▶ [THE PROBLEM] The listing should be printed again without a single change.

=== Begin Enclosure ===

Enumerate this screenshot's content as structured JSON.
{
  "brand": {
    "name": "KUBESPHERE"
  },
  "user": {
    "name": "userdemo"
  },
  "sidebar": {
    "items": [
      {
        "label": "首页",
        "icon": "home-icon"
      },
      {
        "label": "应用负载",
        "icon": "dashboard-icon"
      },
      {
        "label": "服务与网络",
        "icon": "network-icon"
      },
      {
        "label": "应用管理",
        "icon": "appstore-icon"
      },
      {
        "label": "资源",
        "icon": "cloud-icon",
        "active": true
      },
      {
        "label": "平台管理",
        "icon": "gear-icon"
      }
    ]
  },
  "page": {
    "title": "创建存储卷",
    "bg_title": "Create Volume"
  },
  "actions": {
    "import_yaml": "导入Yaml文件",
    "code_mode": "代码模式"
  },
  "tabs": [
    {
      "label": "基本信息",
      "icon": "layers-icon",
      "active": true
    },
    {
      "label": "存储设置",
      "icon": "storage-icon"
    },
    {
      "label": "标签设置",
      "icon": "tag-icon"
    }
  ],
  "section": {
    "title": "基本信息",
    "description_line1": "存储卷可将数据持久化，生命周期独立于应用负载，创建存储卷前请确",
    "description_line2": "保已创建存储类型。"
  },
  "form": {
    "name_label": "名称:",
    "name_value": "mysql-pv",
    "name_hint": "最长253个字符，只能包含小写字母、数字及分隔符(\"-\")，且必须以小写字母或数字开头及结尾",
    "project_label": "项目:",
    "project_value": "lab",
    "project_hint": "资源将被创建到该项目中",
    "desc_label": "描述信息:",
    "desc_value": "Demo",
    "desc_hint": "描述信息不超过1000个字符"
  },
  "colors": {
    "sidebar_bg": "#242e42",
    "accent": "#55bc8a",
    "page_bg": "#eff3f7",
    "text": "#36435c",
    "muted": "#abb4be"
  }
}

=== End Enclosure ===

▶ [FINISHED TASK]
Enumerate this screenshot's content as structured JSON.
{
  "brand": {
    "name": "KUBESPHERE"
  },
  "user": {
    "name": "userdemo"
  },
  "sidebar": {
    "items": [
      {
        "label": "首页",
        "icon": "home-icon"
      },
      {
        "label": "应用负载",
        "icon": "dashboard-icon"
      },
      {
        "label": "服务与网络",
        "icon": "network-icon"
      },
      {
        "label": "应用管理",
        "icon": "appstore-icon"
      },
      {
        "label": "资源",
        "icon": "cloud-icon",
        "active": true
      },
      {
        "label": "平台管理",
        "icon": "gear-icon"
      }
    ]
  },
  "page": {
    "title": "创建存储卷",
    "bg_title": "Create Volume"
  },
  "actions": {
    "import_yaml": "导入Yaml文件",
    "code_mode": "代码模式"
  },
  "tabs": [
    {
      "label": "基本信息",
      "icon": "layers-icon",
      "active": true
    },
    {
      "label": "存储设置",
      "icon": "storage-icon"
    },
    {
      "label": "标签设置",
      "icon": "tag-icon"
    }
  ],
  "section": {
    "title": "基本信息",
    "description_line1": "存储卷可将数据持久化，生命周期独立于应用负载，创建存储卷前请确",
    "description_line2": "保已创建存储类型。"
  },
  "form": {
    "name_label": "名称:",
    "name_value": "mysql-pv",
    "name_hint": "最长253个字符，只能包含小写字母、数字及分隔符(\"-\")，且必须以小写字母或数字开头及结尾",
    "project_label": "项目:",
    "project_value": "lab",
    "project_hint": "资源将被创建到该项目中",
    "desc_label": "描述信息:",
    "desc_value": "Demo",
    "desc_hint": "描述信息不超过1000个字符"
  },
  "colors": {
    "sidebar_bg": "#242e42",
    "accent": "#55bc8a",
    "page_bg": "#eff3f7",
    "text": "#36435c",
    "muted": "#abb4be"
  }
}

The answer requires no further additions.